## What the task asks
Return the entries below in full. Keep every word as it is.

## Provided information
+--

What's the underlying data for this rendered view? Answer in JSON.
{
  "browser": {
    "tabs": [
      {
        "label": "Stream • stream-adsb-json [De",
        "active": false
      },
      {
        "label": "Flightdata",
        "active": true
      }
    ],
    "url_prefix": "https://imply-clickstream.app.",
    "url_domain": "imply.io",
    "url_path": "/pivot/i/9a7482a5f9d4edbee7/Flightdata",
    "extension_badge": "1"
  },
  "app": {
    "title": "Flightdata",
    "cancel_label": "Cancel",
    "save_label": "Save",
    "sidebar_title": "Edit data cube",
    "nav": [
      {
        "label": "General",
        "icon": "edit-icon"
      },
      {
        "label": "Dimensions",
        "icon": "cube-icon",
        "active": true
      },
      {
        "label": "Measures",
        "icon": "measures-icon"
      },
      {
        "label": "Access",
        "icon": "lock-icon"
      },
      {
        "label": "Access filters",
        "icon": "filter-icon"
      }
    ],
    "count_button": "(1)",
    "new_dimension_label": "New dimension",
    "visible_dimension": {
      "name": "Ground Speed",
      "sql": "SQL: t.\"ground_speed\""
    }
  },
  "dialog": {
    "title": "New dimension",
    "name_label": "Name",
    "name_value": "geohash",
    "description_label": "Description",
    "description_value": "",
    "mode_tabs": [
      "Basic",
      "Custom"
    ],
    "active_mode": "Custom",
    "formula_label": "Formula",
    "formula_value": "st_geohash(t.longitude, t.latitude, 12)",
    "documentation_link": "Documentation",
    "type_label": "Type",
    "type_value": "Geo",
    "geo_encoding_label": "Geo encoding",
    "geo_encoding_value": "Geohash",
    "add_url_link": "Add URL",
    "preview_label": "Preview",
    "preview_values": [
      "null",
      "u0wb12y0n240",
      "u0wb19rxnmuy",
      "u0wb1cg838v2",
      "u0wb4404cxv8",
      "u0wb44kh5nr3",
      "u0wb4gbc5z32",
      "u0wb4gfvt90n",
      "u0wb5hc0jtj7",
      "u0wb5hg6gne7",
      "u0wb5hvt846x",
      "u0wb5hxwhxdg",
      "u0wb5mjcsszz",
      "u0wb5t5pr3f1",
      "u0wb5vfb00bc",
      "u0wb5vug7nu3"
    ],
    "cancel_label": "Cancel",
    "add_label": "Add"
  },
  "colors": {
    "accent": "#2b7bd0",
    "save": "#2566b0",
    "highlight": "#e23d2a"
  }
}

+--

## Result for this task
What's the underlying data for this rendered view? Answer in JSON.
{
  "browser": {
    "tabs": [
      {
        "label": "Stream • stream-adsb-json [De",
        "active": false
      },
      {
        "label": "Flightdata",
        "active": true
      }
    ],
    "url_prefix": "https://imply-clickstream.app.",
    "url_domain": "imply.io",
    "url_path": "/pivot/i/9a7482a5f9d4edbee7/Flightdata",
    "extension_badge": "1"
  },
  "app": {
    "title": "Flightdata",
    "cancel_label": "Cancel",
    "save_label": "Save",
    "sidebar_title": "Edit data cube",
    "nav": [
      {
        "label": "General",
        "icon": "edit-icon"
      },
      {
        "label": "Dimensions",
        "icon": "cube-icon",
        "active": true
      },
      {
        "label": "Measures",
        "icon": "measures-icon"
      },
      {
        "label": "Access",
        "icon": "lock-icon"
      },
      {
        "label": "Access filters",
        "icon": "filter-icon"
      }
    ],
    "count_button": "(1)",
    "new_dimension_label": "New dimension",
    "visible_dimension": {
      "name": "Ground Speed",
      "sql": "SQL: t.\"ground_speed\""
    }
  },
  "dialog": {
    "title": "New dimension",
    "name_label": "Name",
    "name_value": "geohash",
    "description_label": "Description",
    "description_value": "",
    "mode_tabs": [
      "Basic",
      "Custom"
    ],
    "active_mode": "Custom",
    "formula_label": "Formula",
    "formula_value": "st_geohash(t.longitude, t.latitude, 12)",
    "documentation_link": "Documentation",
    "type_label": "Type",
    "type_value": "Geo",
    "geo_encoding_label": "Geo encoding",
    "geo_encoding_value": "Geohash",
    "add_url_link": "Add URL",
    "preview_label": "Preview",
    "preview_values": [
      "null",
      "u0wb12y0n240",
      "u0wb19rxnmuy",
      "u0wb1cg838v2",
      "u0wb4404cxv8",
      "u0wb44kh5nr3",
      "u0wb4gbc5z32",
      "u0wb4gfvt90n",
      "u0wb5hc0jtj7",
      "u0wb5hg6gne7",
      "u0wb5hvt846x",
      "u0wb5hxwhxdg",
      "u0wb5mjcsszz",
      "u0wb5t5pr3f1",
      "u0wb5vfb00bc",
      "u0wb5vug7nu3"
    ],
    "cancel_label": "Cancel",
    "add_label": "Add"
  },
  "colors": {
    "accent": "#2b7bd0",
    "save": "#2566b0",
    "highlight": "#e23d2a"
  }
}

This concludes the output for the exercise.